Methods were developed for measuring immune function in Micropterus dolomieu (smallmouth bass). The ultimate objective is to monitor and evaluate changes over time in immune status and disease resistance in conjunction with other characteristics of fish health and environmental stressors. To test these methods for utility in ecotoxicological studies, 192 smallmouth bass, age 2 years and older, were collected from three sites within the Susquehanna River Basin and one site in the Ohio River Basin during spring and fall 2016 and 2017. The anterior kidney was aseptically removed and homogenized for leukocyte isolation. Leukocytes were tested for bactericidal activity against two species of bacteria; respiratory burst activity when stimulated with phorbol 12-myristate 13-acetate; and mitogenesis activity when stimulated with concanavalin A, phytohemagglutinin, and lipopolysaccharide. Tissues were preserved for histopathological analyses.

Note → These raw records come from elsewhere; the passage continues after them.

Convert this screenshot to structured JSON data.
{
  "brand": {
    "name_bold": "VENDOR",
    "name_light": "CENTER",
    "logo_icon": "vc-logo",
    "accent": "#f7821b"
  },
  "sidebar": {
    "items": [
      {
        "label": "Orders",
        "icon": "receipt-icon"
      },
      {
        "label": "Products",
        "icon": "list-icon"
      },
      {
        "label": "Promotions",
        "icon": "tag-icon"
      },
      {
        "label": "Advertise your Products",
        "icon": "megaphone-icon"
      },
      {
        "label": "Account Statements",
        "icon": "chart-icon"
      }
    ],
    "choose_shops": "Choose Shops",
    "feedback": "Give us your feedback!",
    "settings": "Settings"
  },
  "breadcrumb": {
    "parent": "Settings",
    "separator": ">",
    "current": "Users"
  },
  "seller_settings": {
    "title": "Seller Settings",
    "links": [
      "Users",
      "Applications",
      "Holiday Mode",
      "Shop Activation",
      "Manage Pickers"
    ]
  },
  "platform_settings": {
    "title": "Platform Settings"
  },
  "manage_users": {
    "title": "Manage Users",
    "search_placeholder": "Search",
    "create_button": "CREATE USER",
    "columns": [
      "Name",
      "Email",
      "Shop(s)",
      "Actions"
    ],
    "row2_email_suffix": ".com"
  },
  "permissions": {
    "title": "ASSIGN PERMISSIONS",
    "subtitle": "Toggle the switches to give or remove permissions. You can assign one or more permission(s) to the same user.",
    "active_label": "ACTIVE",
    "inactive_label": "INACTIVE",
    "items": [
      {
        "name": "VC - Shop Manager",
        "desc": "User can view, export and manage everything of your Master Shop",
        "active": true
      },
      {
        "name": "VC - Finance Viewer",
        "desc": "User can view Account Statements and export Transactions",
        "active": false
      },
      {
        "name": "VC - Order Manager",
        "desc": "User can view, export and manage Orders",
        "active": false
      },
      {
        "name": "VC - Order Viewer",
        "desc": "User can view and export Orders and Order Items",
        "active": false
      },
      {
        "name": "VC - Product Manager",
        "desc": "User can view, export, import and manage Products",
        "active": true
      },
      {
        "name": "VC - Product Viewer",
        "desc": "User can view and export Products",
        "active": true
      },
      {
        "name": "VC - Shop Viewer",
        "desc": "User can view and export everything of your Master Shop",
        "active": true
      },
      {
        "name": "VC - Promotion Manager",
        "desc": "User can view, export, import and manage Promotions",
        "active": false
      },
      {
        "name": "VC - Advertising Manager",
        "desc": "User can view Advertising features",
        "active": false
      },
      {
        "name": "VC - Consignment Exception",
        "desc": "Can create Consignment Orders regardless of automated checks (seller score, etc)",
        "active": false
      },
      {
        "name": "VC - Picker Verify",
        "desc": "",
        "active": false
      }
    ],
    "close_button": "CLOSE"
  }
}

Two of the sites were part of a monitoring program at which surface-water samples were collected monthly (bimonthly in spring) for chemical contaminants. Significant seasonal and (or) site differences in all three immune function tests were observed. Interpretations of seasonal trends in immune function of wild fish or correlations with environmental variables and other factors are difficult to make owing to the complex nature of the immune response and the environment. Differences in immune function could potentially be related to a variety of confounding factors; therefore, additional endpoints and repeated sampling over an extended period are essential to draw conclusions on the immune status of wild fish.
|Title||Development of a suite of functional immune assays and initial assessment of their utility in wild smallmouth bass health assessments|
|Authors||Cheyenne R. Smith, Christopher A. Ottinger, Heather L. Walsh, Vicki S. Blazer|
|Publication Subtype||USGS Numbered Series|
|Series Title||Open-File Report|
|Record Source||USGS Publications Warehouse|
|USGS Organization||Leetown Science Center|